Segment Open

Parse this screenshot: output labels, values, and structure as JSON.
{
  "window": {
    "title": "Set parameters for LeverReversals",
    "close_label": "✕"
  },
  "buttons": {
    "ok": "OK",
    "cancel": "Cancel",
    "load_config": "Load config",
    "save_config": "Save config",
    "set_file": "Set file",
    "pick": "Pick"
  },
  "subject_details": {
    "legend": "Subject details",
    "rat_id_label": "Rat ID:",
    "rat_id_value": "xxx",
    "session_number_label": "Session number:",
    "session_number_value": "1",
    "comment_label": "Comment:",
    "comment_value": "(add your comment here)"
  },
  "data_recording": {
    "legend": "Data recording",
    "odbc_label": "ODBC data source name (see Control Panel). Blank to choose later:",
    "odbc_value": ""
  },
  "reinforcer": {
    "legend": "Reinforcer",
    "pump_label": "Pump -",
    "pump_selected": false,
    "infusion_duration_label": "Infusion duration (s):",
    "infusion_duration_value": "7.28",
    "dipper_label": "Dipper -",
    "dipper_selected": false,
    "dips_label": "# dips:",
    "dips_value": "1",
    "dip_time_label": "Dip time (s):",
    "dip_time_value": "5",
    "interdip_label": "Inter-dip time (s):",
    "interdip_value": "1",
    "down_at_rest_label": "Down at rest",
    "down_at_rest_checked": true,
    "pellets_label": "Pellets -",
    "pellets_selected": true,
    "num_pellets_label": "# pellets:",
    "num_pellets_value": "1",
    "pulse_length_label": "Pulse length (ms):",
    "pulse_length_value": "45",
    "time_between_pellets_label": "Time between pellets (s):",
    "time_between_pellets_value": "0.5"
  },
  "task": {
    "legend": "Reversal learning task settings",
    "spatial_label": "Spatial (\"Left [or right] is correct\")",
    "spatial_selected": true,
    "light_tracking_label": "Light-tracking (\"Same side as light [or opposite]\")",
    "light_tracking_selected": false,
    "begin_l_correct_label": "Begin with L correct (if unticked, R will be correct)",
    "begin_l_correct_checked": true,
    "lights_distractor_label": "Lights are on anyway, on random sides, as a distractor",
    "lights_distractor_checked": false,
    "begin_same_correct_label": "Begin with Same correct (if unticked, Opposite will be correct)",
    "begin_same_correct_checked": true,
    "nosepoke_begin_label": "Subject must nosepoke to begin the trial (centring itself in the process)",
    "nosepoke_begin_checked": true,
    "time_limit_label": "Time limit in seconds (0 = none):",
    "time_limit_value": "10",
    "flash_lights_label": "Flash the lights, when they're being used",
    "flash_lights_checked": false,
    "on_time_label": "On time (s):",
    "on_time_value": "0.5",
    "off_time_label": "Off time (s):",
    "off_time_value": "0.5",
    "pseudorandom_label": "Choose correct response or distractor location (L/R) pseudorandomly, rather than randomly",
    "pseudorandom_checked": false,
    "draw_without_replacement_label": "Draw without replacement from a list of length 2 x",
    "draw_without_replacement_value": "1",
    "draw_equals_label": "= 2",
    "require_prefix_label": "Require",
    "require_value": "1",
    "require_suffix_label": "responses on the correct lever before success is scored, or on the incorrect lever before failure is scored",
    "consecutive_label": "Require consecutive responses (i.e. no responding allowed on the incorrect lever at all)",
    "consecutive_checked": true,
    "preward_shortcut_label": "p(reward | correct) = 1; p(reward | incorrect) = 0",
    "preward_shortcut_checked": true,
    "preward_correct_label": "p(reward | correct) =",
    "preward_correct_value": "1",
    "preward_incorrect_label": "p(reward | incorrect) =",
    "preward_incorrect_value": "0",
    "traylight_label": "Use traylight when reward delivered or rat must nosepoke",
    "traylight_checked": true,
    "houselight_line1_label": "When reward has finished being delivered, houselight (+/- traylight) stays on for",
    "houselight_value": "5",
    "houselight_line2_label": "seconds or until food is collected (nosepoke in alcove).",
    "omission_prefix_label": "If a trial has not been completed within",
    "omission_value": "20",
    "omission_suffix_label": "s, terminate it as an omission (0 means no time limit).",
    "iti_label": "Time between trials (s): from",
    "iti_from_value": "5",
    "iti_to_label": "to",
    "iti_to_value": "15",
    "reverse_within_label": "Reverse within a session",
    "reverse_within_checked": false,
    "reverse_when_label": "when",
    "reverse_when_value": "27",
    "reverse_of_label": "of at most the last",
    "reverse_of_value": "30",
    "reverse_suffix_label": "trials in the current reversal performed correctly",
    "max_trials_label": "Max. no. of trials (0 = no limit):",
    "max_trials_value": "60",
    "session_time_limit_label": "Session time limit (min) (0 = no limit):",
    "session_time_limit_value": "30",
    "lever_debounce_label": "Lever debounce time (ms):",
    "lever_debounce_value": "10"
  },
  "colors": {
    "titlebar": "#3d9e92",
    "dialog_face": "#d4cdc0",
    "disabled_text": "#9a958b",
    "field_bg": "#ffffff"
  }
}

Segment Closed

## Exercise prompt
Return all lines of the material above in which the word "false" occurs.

## Solution
    "pump_selected": false,
    "dipper_selected": false,
    "light_tracking_selected": false,
    "lights_distractor_checked": false,
    "flash_lights_checked": false,
    "pseudorandom_checked": false,
    "reverse_within_checked": false,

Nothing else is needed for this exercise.